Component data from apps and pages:
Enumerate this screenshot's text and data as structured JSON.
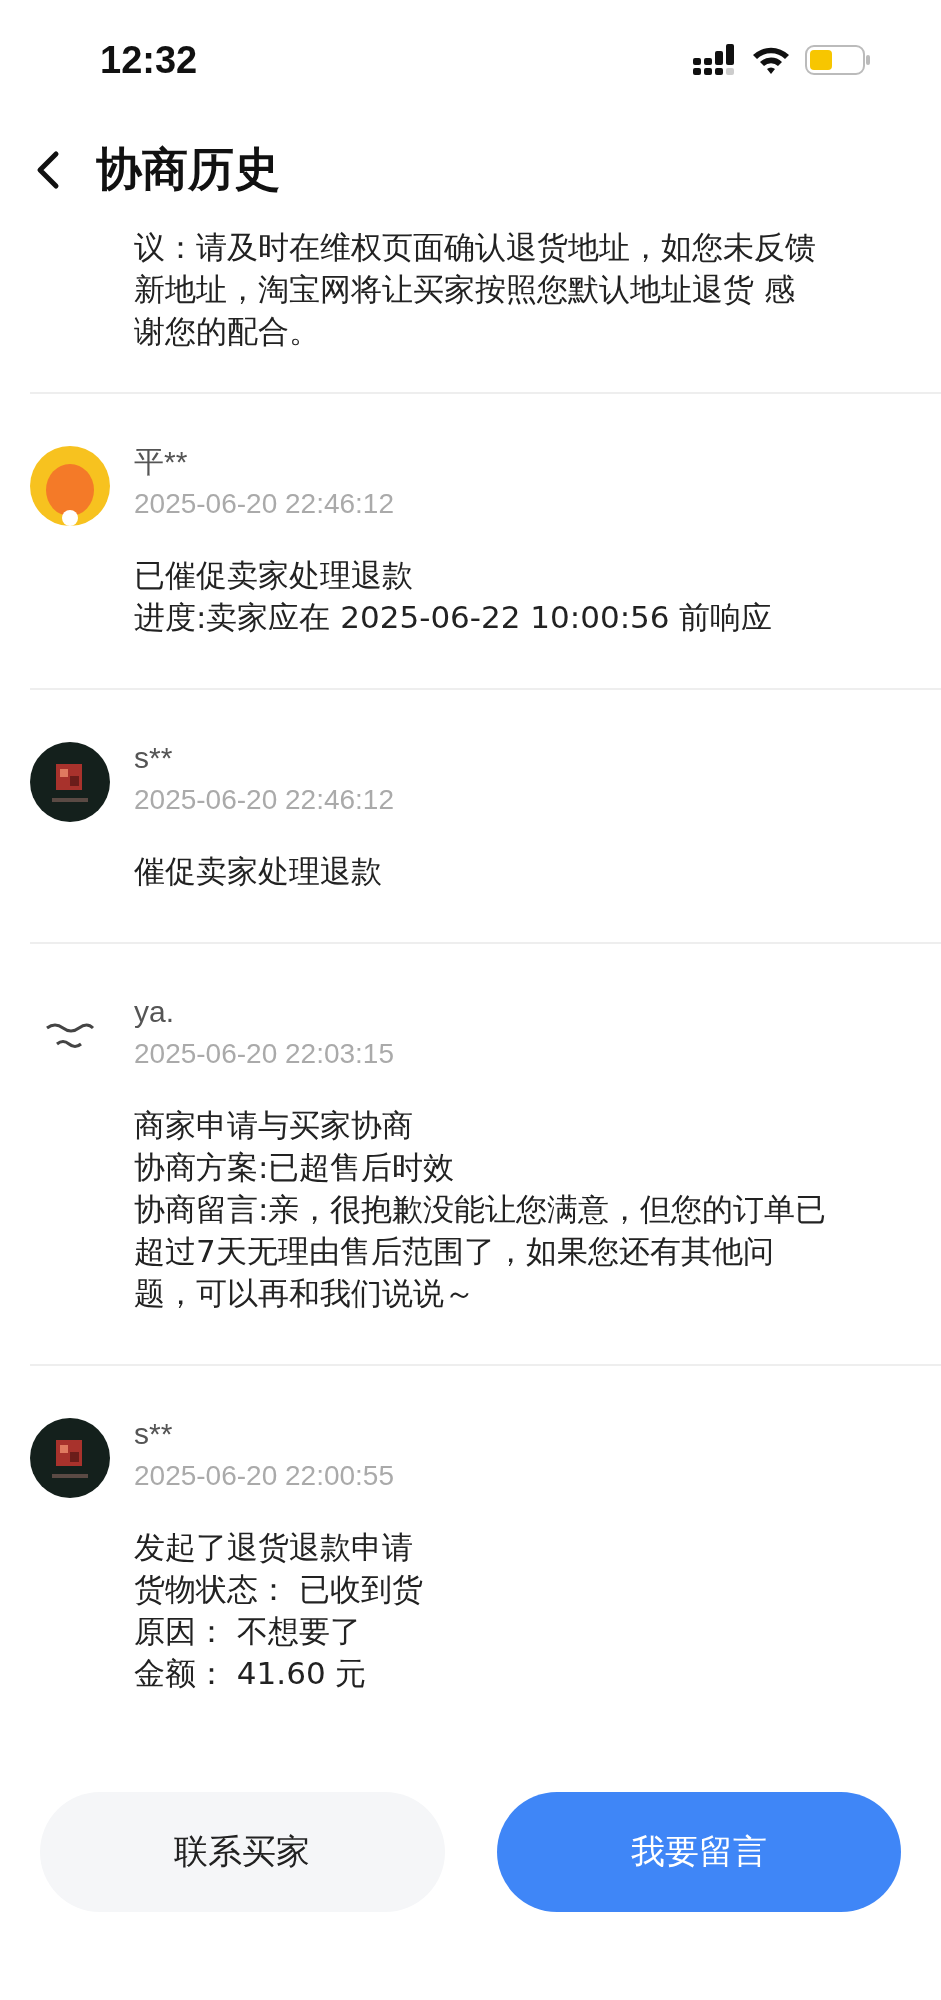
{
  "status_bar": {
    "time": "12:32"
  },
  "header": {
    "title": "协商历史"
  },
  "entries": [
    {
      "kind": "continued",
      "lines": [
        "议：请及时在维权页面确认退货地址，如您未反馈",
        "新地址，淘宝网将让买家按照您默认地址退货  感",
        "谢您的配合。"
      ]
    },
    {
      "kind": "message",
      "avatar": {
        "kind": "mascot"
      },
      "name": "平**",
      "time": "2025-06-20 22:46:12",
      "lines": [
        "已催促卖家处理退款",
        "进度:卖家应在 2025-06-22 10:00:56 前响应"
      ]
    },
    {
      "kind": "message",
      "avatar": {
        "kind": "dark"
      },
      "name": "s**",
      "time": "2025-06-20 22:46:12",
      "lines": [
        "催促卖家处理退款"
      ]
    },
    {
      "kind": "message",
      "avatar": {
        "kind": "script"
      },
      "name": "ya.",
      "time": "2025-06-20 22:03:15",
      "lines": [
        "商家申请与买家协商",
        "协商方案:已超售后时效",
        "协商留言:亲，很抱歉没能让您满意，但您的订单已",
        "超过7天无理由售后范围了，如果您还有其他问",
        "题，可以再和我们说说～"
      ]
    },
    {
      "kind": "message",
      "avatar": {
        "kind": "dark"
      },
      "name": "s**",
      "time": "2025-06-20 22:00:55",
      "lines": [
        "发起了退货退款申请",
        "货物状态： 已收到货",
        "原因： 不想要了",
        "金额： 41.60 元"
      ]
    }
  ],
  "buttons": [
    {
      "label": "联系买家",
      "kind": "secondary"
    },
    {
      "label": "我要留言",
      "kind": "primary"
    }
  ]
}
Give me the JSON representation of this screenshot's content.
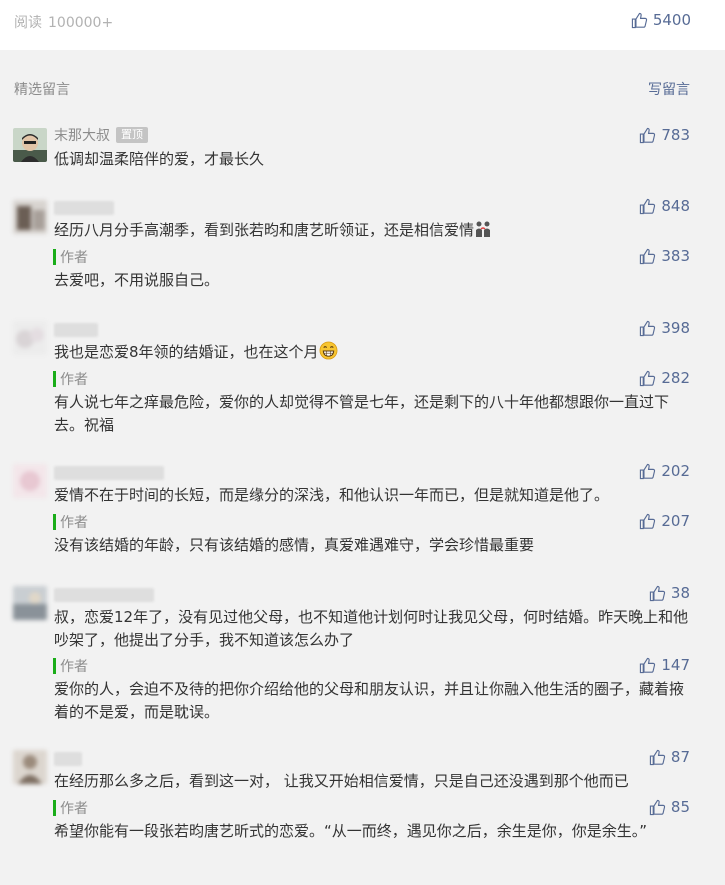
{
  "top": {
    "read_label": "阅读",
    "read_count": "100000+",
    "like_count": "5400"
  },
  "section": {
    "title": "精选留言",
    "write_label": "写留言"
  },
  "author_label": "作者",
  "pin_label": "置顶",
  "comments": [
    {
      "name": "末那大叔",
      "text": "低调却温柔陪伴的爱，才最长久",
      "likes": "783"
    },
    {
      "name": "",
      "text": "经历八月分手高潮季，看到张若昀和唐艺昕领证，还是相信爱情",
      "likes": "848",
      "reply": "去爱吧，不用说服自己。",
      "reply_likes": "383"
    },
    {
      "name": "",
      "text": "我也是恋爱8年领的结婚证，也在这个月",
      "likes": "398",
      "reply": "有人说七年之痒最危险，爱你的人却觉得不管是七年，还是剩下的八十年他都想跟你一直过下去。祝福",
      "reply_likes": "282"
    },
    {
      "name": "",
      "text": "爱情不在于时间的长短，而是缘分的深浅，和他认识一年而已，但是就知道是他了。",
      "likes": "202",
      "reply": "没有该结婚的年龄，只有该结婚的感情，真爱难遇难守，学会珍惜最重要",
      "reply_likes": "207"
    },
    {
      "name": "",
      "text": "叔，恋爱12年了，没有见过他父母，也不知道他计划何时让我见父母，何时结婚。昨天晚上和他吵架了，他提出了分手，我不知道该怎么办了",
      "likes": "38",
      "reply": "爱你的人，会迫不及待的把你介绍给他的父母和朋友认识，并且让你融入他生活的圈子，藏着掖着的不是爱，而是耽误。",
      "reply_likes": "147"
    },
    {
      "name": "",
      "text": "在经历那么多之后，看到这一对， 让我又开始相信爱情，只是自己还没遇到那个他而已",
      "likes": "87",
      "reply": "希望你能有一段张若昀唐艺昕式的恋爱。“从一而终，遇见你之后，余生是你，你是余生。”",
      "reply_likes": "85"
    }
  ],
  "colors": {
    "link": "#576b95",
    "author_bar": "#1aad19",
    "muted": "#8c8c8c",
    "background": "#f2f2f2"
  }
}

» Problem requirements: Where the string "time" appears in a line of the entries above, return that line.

» Answer to the problem:
    "time": "12:32"
      "time": "2025-06-20 22:46:12",
      "time": "2025-06-20 22:46:12",
      "time": "2025-06-20 22:03:15",
      "time": "2025-06-20 22:00:55",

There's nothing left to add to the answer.